Recently, a company director was convicted of transgressing environmental laws and handed a five-year sentence, suspended for five years on condition that he undertake rehabilitation of environmental damage.
This case has created renewed interest in risks of director liability under the National Environmental Management Act 107 of 1998 (NEMA) as well as corresponding provisions of the Companies Act No. 71 of 2008.
Donald Gibson, Partner and Practice Lead for the Performance, Assurance and Transaction Services team of Environmental Resources Management (ERM) in Sub-Saharan Africa, says recent landmark decisions such as this one, and environmentally progressive judgments, suggest that compliance is currently a hot topic, with many companies reviewing their compliance strategies.
ERM recently convened a panel discussion where experts addressed the rapid evolution of South African environmental law enforcement over the past 20 years, and what it means to companies today.
Panel member Melissa Fourie, Executive Director of the Centre for Environmental Rights, said that the risks for companies who do not comply with regulations are higher than ever before, and that it has already been demonstrated that a director of a mining company can successfully be prosecuted for environmental violations, without the option of a fine.
“Unfortunately, there is also still a disparity between reports generated by companies and what they are actually doing,” Fourie said. “This in itself poses risk for a company, its management and its investors. Instead, there is opportunity for companies to be more transparent and engaged with stakeholders, which is preferable to being taken to court.”
Gibson said: “Views out there reflect a gap between company reporting and a company’s actions. A strategy for compliant reporting should be built in to an overall business plan, and could prevent damage to the environment, save time and money and protect reputation.”
Ian Sampson, head of the Environmental and Clean Energy Department at Shepstone & Wylie, advises both the public and private sector on a range of environmental issues. “Should companies be afraid of director liability? Not if they are compliant,” he says.
“Directors must be aware, though, that NEMA includes director liability provisions that mean if someone was a director of a company involved in an environmental issue at the time that an issue occurred, they may be sued in their capacity as a director of that company and not just the company itself.”
Former legal counsel for Safety, Health and Environment at Anglo American in South Africa, Carol Dixon, said that the changing regulatory environment and particularly the risk of director liability and class action lawsuits would be “foremost in most mining company directors’ minds”. She indicated that a strategy that provides for mitigation of risk of possible incidents as well as risk of litigation would be important.
“Compliance in the health and safety arena has always been a top priority for responsible mining companies. Companies are acutely aware of the value of engaging with communities and other stakeholders from the start.”
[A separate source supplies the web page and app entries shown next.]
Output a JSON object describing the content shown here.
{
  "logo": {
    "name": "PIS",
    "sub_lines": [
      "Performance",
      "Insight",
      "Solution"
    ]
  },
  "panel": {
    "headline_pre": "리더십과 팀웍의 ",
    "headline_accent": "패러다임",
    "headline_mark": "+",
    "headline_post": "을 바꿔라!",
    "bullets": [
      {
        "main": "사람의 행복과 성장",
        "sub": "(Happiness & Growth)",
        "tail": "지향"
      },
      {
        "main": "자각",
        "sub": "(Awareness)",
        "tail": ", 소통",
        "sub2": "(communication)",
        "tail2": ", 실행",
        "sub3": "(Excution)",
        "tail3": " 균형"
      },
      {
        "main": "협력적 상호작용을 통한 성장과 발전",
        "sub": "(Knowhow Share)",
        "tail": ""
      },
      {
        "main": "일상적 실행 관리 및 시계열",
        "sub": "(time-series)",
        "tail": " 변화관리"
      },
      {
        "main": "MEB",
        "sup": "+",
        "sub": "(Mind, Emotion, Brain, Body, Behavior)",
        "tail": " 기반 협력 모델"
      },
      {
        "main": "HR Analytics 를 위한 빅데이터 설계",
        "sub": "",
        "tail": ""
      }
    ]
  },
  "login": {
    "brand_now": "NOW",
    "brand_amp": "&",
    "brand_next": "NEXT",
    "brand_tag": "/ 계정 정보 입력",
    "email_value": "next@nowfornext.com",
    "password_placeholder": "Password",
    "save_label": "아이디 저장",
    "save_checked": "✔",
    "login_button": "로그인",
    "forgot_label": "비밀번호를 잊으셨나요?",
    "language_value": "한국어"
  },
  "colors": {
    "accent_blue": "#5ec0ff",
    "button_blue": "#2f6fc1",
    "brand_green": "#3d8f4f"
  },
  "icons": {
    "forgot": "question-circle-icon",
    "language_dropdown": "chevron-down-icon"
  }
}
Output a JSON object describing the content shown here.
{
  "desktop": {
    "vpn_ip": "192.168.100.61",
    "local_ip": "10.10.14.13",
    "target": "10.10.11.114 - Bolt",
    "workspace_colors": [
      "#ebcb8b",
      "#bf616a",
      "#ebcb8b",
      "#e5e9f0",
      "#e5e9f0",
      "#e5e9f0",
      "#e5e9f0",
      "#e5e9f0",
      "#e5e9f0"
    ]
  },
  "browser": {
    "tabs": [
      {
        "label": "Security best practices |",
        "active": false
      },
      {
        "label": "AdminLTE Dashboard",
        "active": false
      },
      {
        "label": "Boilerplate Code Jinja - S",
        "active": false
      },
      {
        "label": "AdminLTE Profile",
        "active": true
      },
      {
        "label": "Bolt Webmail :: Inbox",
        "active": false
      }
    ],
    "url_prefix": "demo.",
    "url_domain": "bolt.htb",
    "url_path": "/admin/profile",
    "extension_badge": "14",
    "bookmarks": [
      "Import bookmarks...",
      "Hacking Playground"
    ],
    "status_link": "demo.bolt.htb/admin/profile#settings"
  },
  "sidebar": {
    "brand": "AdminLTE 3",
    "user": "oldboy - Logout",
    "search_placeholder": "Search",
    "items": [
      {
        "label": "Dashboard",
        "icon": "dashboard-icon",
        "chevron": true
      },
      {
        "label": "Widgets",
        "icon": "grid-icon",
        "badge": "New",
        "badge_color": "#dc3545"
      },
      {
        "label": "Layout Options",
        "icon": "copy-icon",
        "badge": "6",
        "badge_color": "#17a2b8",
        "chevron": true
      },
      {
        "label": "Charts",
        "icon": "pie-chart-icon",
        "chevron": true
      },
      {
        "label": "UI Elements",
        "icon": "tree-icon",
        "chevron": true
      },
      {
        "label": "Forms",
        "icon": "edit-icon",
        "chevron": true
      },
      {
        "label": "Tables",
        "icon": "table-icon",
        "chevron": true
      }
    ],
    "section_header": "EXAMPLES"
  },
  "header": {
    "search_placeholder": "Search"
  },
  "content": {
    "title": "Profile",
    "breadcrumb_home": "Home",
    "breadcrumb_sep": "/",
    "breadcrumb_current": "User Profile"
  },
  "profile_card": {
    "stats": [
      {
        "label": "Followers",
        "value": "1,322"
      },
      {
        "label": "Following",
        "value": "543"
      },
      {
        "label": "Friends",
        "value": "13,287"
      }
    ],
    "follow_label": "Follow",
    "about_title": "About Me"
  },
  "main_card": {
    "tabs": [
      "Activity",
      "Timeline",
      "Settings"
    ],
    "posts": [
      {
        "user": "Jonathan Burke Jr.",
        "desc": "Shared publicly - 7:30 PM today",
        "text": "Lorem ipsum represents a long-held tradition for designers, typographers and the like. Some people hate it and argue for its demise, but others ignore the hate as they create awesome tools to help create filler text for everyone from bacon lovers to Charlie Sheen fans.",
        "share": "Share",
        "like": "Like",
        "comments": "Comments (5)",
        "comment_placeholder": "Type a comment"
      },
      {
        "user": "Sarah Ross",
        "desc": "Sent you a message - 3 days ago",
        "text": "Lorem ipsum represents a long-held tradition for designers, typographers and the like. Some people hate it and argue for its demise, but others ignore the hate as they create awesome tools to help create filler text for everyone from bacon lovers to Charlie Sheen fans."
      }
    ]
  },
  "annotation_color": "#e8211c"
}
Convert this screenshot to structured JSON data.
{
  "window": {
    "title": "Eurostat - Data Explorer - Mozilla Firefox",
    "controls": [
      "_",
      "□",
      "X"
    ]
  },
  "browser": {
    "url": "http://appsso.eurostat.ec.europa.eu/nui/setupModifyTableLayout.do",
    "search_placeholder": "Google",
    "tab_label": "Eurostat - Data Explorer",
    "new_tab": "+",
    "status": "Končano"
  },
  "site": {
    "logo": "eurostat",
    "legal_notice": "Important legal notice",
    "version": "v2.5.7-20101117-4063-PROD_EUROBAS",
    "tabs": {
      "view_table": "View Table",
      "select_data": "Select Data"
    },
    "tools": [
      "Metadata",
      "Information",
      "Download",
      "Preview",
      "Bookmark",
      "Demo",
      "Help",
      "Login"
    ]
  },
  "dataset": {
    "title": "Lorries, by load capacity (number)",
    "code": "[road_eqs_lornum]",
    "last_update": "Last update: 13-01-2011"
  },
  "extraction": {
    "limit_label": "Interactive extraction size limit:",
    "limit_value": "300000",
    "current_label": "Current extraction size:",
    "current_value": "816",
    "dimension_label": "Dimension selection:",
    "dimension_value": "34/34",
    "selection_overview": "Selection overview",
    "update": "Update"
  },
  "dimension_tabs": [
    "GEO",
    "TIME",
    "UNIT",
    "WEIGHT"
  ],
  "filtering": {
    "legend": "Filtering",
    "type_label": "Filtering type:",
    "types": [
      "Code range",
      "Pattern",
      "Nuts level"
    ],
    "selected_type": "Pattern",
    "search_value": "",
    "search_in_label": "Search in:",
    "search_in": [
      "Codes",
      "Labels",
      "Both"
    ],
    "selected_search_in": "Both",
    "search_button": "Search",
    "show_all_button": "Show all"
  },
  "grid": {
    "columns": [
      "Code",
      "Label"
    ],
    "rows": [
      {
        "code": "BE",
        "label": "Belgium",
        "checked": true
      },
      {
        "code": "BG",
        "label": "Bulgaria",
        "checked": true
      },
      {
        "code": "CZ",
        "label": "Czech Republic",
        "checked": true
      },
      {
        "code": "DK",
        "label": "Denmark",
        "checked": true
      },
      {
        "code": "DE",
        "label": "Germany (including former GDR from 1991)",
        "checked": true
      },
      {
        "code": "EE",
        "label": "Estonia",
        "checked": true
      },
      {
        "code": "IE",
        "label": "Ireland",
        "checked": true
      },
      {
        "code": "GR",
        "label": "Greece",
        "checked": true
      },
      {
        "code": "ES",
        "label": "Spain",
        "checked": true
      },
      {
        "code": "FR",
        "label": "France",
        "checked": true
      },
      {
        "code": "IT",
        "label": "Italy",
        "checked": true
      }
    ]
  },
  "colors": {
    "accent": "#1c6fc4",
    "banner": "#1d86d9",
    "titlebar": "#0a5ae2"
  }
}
Sampson said that NEMA imposes both criminal and civil liability, and directors must be able to prove that they took all reasonable steps to prevent the commission of an offence. “We see class action suits being brought by various groups around the world today which, in many cases, could have been prevented by adherence to a defined end-to-end strategy that incorporated adherence to environmental protection.
Gibson agrees and says that “it is important for our clients to be aware of changes in the legal and business landscape” he said. “We support companies taking a proactive approach toward achieving compliance, measured against both domestic regulations and international best practice. The key here for companies lies in keeping abreast of legal responsibilities in the evolving landscape of environmental law. Regulatory changes are frequent and agility is required to adapt accordingly.”